The survival of the frescoes in almost miraculous, as described by Pinto. At the time of his photographs, “that was used as a barn and devastated during centuries (same case as Fenollar). The Monuments historiques have since undertaken a restoration, but the frescoes seem to be in the same state as I found them.”

Eve at the Tree of Knowledge, Église Saint-Pierre-et-Saint-Paul de Toulongergues (Aveyron), Photo by Albert Pinto

Thanks to Albert, we have another place to visit in one of our favorite areas of France, and can use it as another excuse to return to the Basilique Sainte Foy de Conques.

Two doves, Église Saint-Pierre-et-Saint-Paul de Toulongergues (Aveyron), Photo by Albert Pinto

Location: 44.404371 2.027088

A Triumphant Madonna – Amuse Bouche #41 Dennis Aubrey


Saint-Aventin is a small town in the Larboust Valley in the Pyrénées, not far from Bagnères-de-Luchon.

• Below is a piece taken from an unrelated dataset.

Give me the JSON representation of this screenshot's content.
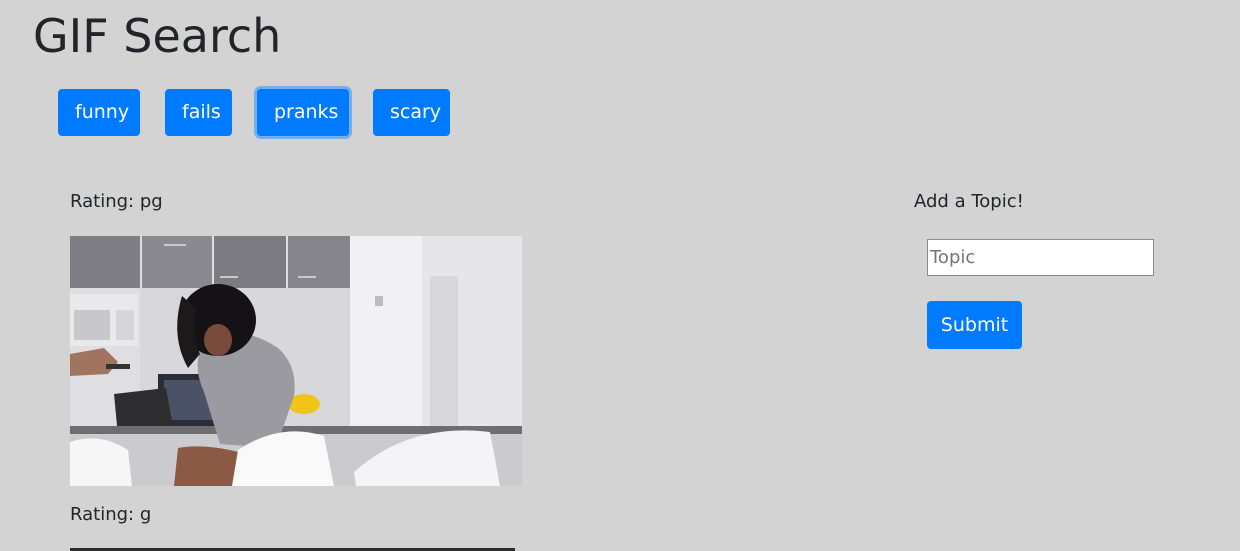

The eponymous church is located on a side road outside of town, actually a small lane rising to terrace partway up the hill. The church is a magnificent Romanesque structure which we will show in a later post and is distinguished by magnificent exterior sculptures. The most elegant of these is the Sedes Sapientiae virgin next to the door.

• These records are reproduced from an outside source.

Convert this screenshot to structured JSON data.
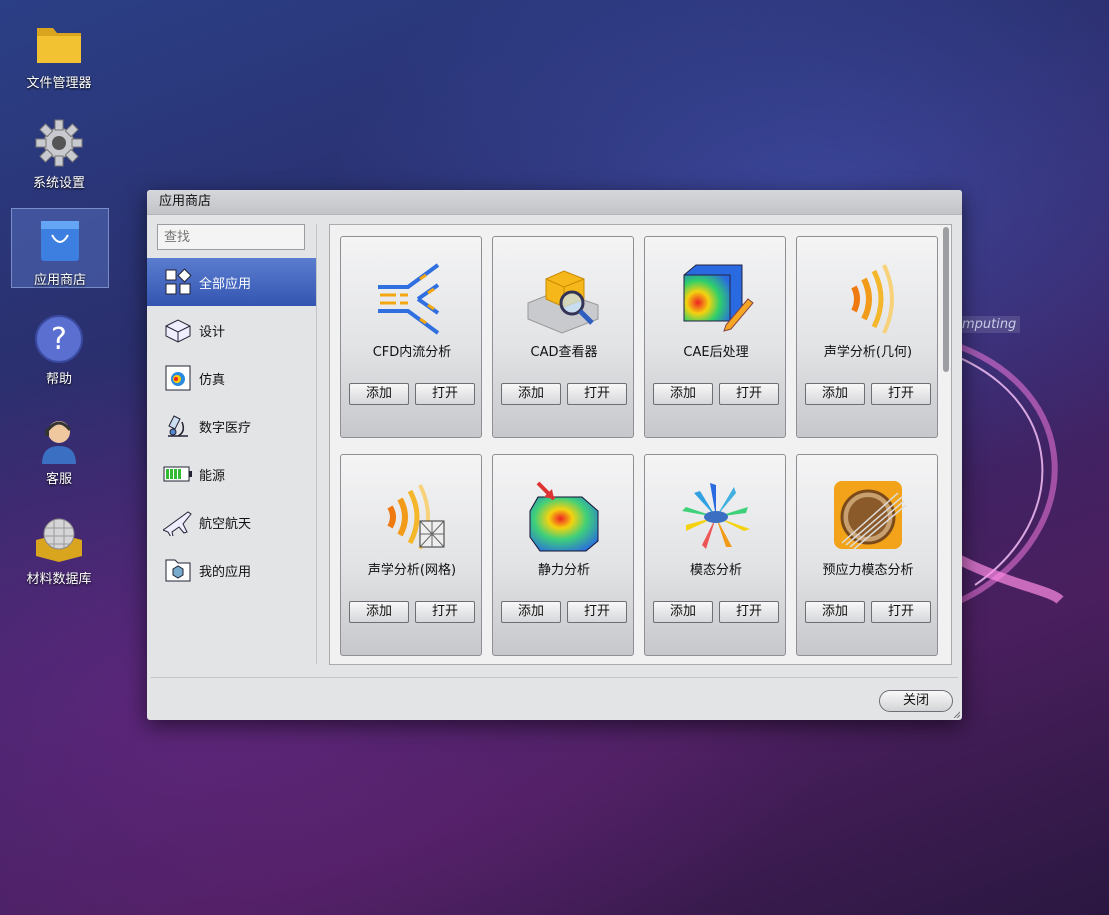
{
  "desktop": {
    "icons": [
      {
        "label": "文件管理器",
        "icon": "folder-icon"
      },
      {
        "label": "系统设置",
        "icon": "gear-icon"
      },
      {
        "label": "应用商店",
        "icon": "shopping-bag-icon"
      },
      {
        "label": "帮助",
        "icon": "help-icon"
      },
      {
        "label": "客服",
        "icon": "support-agent-icon"
      },
      {
        "label": "材料数据库",
        "icon": "materials-database-icon"
      }
    ],
    "background_tag": "omputing"
  },
  "window": {
    "title": "应用商店",
    "search": {
      "placeholder": "查找",
      "value": ""
    },
    "categories": [
      {
        "label": "全部应用",
        "icon": "grid-apps-icon",
        "active": true
      },
      {
        "label": "设计",
        "icon": "cube-design-icon"
      },
      {
        "label": "仿真",
        "icon": "simulation-icon"
      },
      {
        "label": "数字医疗",
        "icon": "microscope-icon"
      },
      {
        "label": "能源",
        "icon": "battery-icon"
      },
      {
        "label": "航空航天",
        "icon": "airplane-icon"
      },
      {
        "label": "我的应用",
        "icon": "my-apps-folder-icon"
      }
    ],
    "apps": [
      {
        "name": "CFD内流分析",
        "icon": "cfd-flow-icon"
      },
      {
        "name": "CAD查看器",
        "icon": "cad-viewer-icon"
      },
      {
        "name": "CAE后处理",
        "icon": "cae-postprocess-icon"
      },
      {
        "name": "声学分析(几何)",
        "icon": "acoustic-geometry-icon"
      },
      {
        "name": "声学分析(网格)",
        "icon": "acoustic-mesh-icon"
      },
      {
        "name": "静力分析",
        "icon": "static-analysis-icon"
      },
      {
        "name": "模态分析",
        "icon": "modal-analysis-icon"
      },
      {
        "name": "预应力模态分析",
        "icon": "prestress-modal-icon"
      }
    ],
    "add_label": "添加",
    "open_label": "打开",
    "close_label": "关闭"
  },
  "colors": {
    "accent": "#3d5fbf",
    "window_bg": "#e3e4e6"
  }
}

Regular readers of Via Lucis know our love of these figures, mostly carved in wood, but this one is unique. Most representation of the virgin are sorrowful, a mother knowing the doomed fate of her child at the hands of man. The child is normally seen as a small adult with a serious face looking straight out at the viewer (as does the Mother here). But here, the child Jesus looks up and shares with his mother a look of triumph, the conquest of temptation and evil.

Vierge Romane, Église Saint-Aventin, Saint-Aventin (Haute-Garonne) Photo by Dennis Aubrey

Beneath Mary’s feet are the heads of two demons, trampled into submission. The figures of birds and serpents are held at bay by the power of the Mother and Child, threatening but impotent.

I wish that I could translate the inscription but have not worked it out. Perhaps one of our readers can help?

And of course our readers came through – both Yuri de la Pena and Evelyne Clerc found the text: RES MIRANDA NIMIS MATER DEI ERAT VI NIMIS. This translates to “Thing worthy of admiration, the Mother of God is all powerful”. however, Project Gutenberg states, “In translating RES, avoid at all costs the word THING, or THINGS, and let the context guide you to the appropriate English word.” I will essay the following translation, “Of all who are worthy of admiration, the Mother of God is omnipotent.” This certainly fits with the triumphant Madonna.

Vierge Romane detail, Église Saint-Aventin, Saint-Aventin (Haute-Garonne) Photo by Dennis Aubrey

This is part of a series of posts featuring an amuse-bouche, a bite-sized appetizer to whet the appetite of diners. Each of these will explore a single interesting feature of medieval architecture or sculpture. To see other amuse-bouches, follow this link.